A constable “was assigned to maintain the perimeter security at a crime scene. He entered the crime scene, leaving its perimeter insecure, and took $300 cash. The next day, he divulged to his supervisors that he had taken the $300. The Alberta Serious Incident Response Team (ASIRT) opened an investigation…”. As part of the investigation of his conduct, the oversight body:
conducted two “integrity tests” as part of its investigation. The first integrity test occurred on May 10, 2017. The respondent was approached by an undercover police officer who handed him a bag and claimed to have found it. The respondent went through the bag and took $25 in cash and two $50 prepaid gift cards. He did not document any part of the event.
The second integrity test took place on August 2, 2017. The respondent was asked to assist in the search of a reported stolen vehicle. He took $88 and two packages of cigarettes from the vehicle. He was arrested after his shift concluded.

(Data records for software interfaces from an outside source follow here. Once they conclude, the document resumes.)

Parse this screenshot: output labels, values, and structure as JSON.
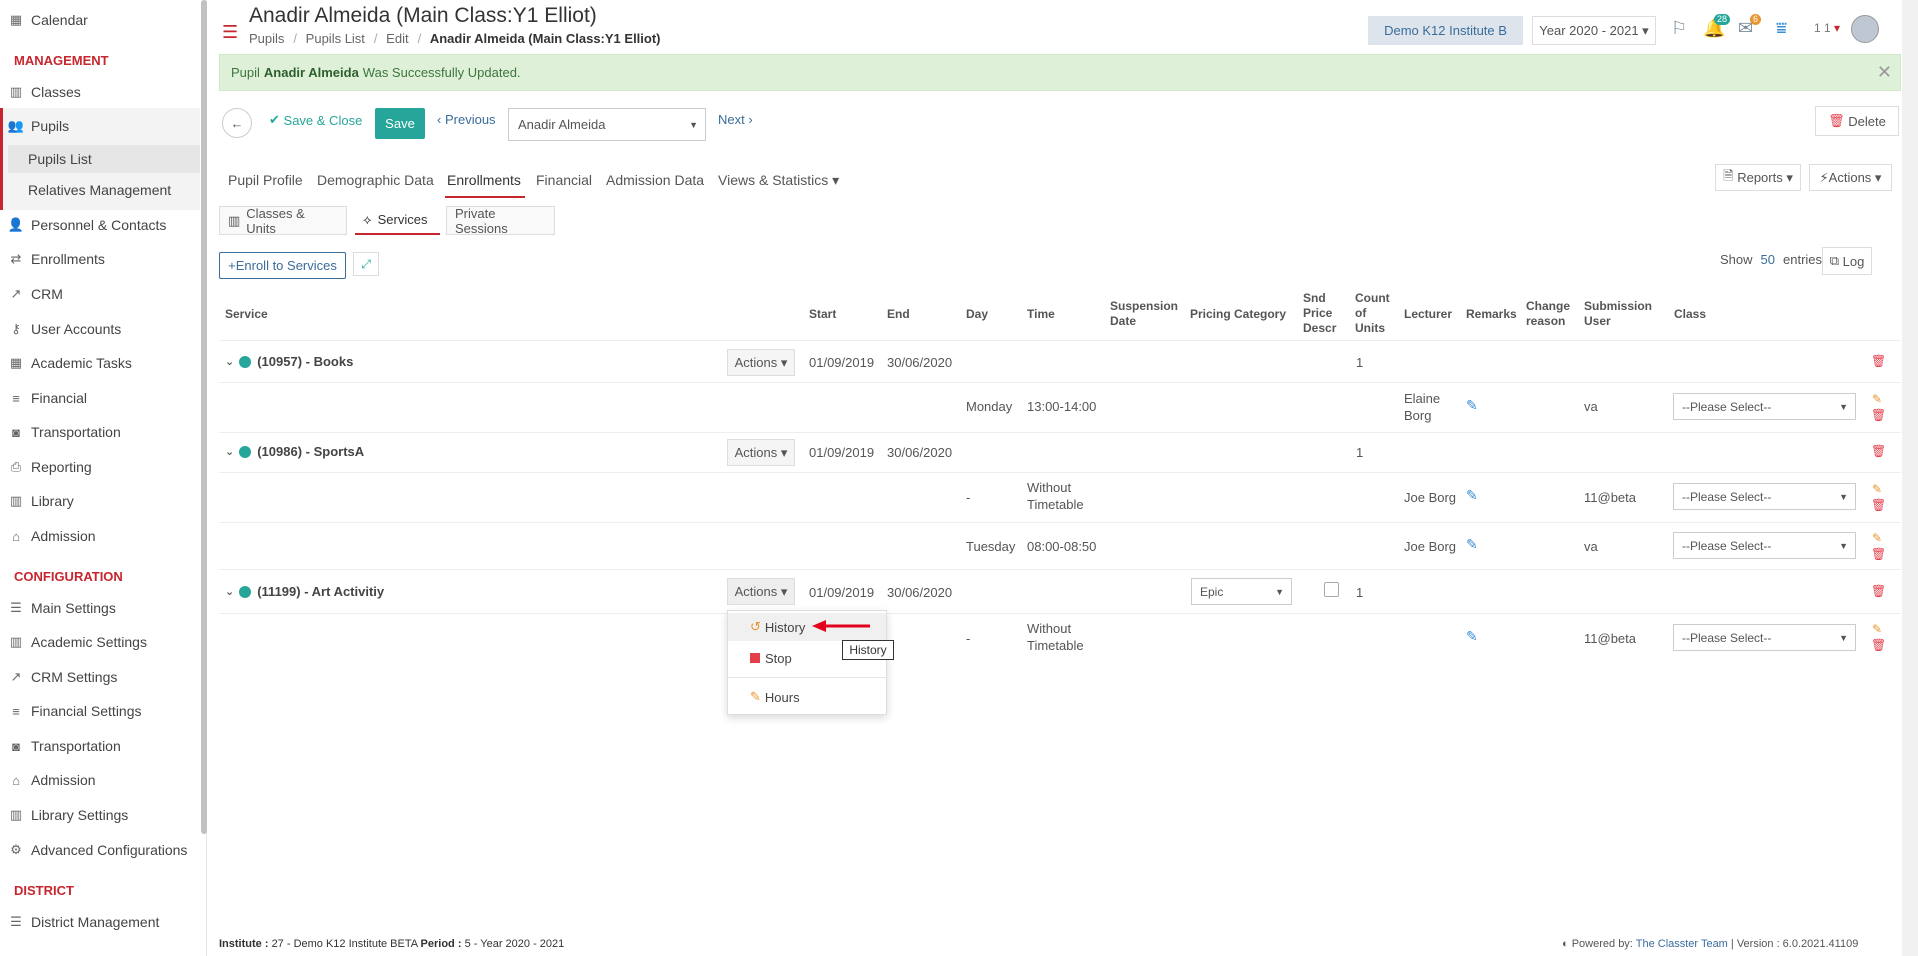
{
  "sidebar": {
    "top_item": "Calendar",
    "management": "MANAGEMENT",
    "classes": "Classes",
    "pupils": "Pupils",
    "pupils_list": "Pupils List",
    "relatives": "Relatives Management",
    "personnel": "Personnel & Contacts",
    "enrollments": "Enrollments",
    "crm": "CRM",
    "user_accounts": "User Accounts",
    "academic_tasks": "Academic Tasks",
    "financial": "Financial",
    "transportation": "Transportation",
    "reporting": "Reporting",
    "library": "Library",
    "admission": "Admission",
    "configuration": "CONFIGURATION",
    "main_settings": "Main Settings",
    "academic_settings": "Academic Settings",
    "crm_settings": "CRM Settings",
    "financial_settings": "Financial Settings",
    "transportation2": "Transportation",
    "admission2": "Admission",
    "library_settings": "Library Settings",
    "advanced": "Advanced Configurations",
    "district": "DISTRICT",
    "district_mgmt": "District Management"
  },
  "header": {
    "title": "Anadir Almeida (Main Class:Y1 Elliot)",
    "crumbs": [
      "Pupils",
      "Pupils List",
      "Edit"
    ],
    "crumb_current": "Anadir Almeida (Main Class:Y1 Elliot)",
    "institute": "Demo K12 Institute B",
    "year": "Year 2020 - 2021",
    "badge_notif": "28",
    "badge_mail": "6",
    "user_short": "1 1"
  },
  "alert": {
    "prefix": "Pupil",
    "name": "Anadir Almeida",
    "suffix": "Was Successfully Updated."
  },
  "toolbar": {
    "save_close": "Save & Close",
    "save": "Save",
    "previous": "Previous",
    "pupil": "Anadir Almeida",
    "next": "Next",
    "delete": "Delete"
  },
  "tabs": [
    "Pupil Profile",
    "Demographic Data",
    "Enrollments",
    "Financial",
    "Admission Data",
    "Views & Statistics"
  ],
  "reports": "Reports",
  "actions": "Actions",
  "subtabs": [
    "Classes & Units",
    "Services",
    "Private Sessions"
  ],
  "enroll_button": "Enroll to Services",
  "show": {
    "label": "Show",
    "value": "50",
    "suffix": "entries",
    "log": "Log"
  },
  "table": {
    "headers": {
      "service": "Service",
      "start": "Start",
      "end": "End",
      "day": "Day",
      "time": "Time",
      "suspension": "Suspension Date",
      "pricing": "Pricing Category",
      "snd": "Snd Price Descr",
      "count": "Count of Units",
      "lecturer": "Lecturer",
      "remarks": "Remarks",
      "change": "Change reason",
      "submission": "Submission User",
      "class": "Class"
    },
    "groups": [
      {
        "name": "(10957) - Books",
        "actions": "Actions",
        "start": "01/09/2019",
        "end": "30/06/2020",
        "count": "1"
      },
      {
        "name": "(10986) - SportsA",
        "actions": "Actions",
        "start": "01/09/2019",
        "end": "30/06/2020",
        "count": "1"
      },
      {
        "name": "(11199) - Art Activitiy",
        "actions": "Actions",
        "start": "01/09/2019",
        "end": "30/06/2020",
        "pricing": "Epic",
        "count": "1"
      }
    ],
    "rows": [
      {
        "day": "Monday",
        "time": "13:00-14:00",
        "lecturer": "Elaine Borg",
        "user": "va",
        "class": "--Please Select--"
      },
      {
        "day": "-",
        "time": "Without Timetable",
        "lecturer": "Joe Borg",
        "user": "11@beta",
        "class": "--Please Select--"
      },
      {
        "day": "Tuesday",
        "time": "08:00-08:50",
        "lecturer": "Joe Borg",
        "user": "va",
        "class": "--Please Select--"
      },
      {
        "day": "-",
        "time": "Without Timetable",
        "lecturer": "",
        "user": "11@beta",
        "class": "--Please Select--"
      }
    ]
  },
  "dropdown": {
    "history": "History",
    "stop": "Stop",
    "hours": "Hours",
    "tooltip": "History"
  },
  "footer": {
    "institute_label": "Institute :",
    "institute_value": "27 - Demo K12 Institute BETA",
    "period_label": "Period :",
    "period_value": "5 - Year 2020 - 2021",
    "powered": "Powered by:",
    "team": "The Classter Team",
    "version": "| Version : 6.0.2021.41109"
  },
  "colors": {
    "accent": "#c8262f",
    "teal": "#26a69a",
    "link": "#3a6d9c"
  }
}
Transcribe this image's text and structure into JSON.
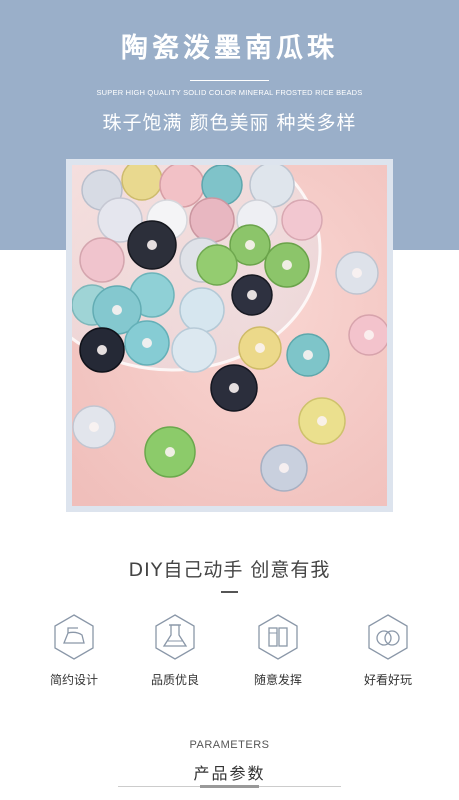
{
  "header": {
    "title": "陶瓷泼墨南瓜珠",
    "subtitle_en": "SUPER HIGH QUALITY SOLID COLOR MINERAL FROSTED RICE BEADS",
    "tagline": "珠子饱满 颜色美丽 种类多样",
    "background_color": "#9aafc9"
  },
  "photo": {
    "subject": "ceramic pumpkin beads on pink background in glass dish",
    "background_color": "#f5c9c6"
  },
  "diy": {
    "heading": "DIY自己动手 创意有我"
  },
  "features": [
    {
      "icon": "iron-icon",
      "label": "简约设计"
    },
    {
      "icon": "flask-icon",
      "label": "品质优良"
    },
    {
      "icon": "paint-icon",
      "label": "随意发挥"
    },
    {
      "icon": "rings-icon",
      "label": "好看好玩"
    }
  ],
  "parameters": {
    "label_en": "PARAMETERS",
    "label_cn": "产品参数"
  }
}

He was found guilty criminally of breach of trust. The resulting discipline hearing resulted in an order of dismissal. However, the Review Board lowered the sanction to a two-year reduction in rank. The regulator sought leave to appeal. In a remarkable decision, the Court went at length about the unreasonableness of the Review Board’s decision but denied leave to appeal because it did not raise a legal question of general importance: Edmonton (Police Service) v Ahlstrom, 2023 ABCA 248 (CanLII).
A broader issue, however, is the use of “integrity testing” or undercover investigators by regulators, which is sometimes argued to be entrapment. The law is clear that this is a legitimate investigative technique where it is part of a bona fide investigation, meaning there is a reasonable suspicion to support the investigation and there is a genuine purpose in investigating the conduct. Regulators frequently use the technique to investigate concerns about the illegal practice of a profession.
However, there are considerable constraints on the use of “integrity testing”. The process can only offer an opportunity to engage in the suspected conduct; it cannot involve any pressure or inappropriate inducements.
In addition, care must be taken as to who is monitored. Virtue testing one’s adjudicator in an upcoming hearing is inappropriate.
“Integrity testing”, while a valid investigative tool, should be employed carefully.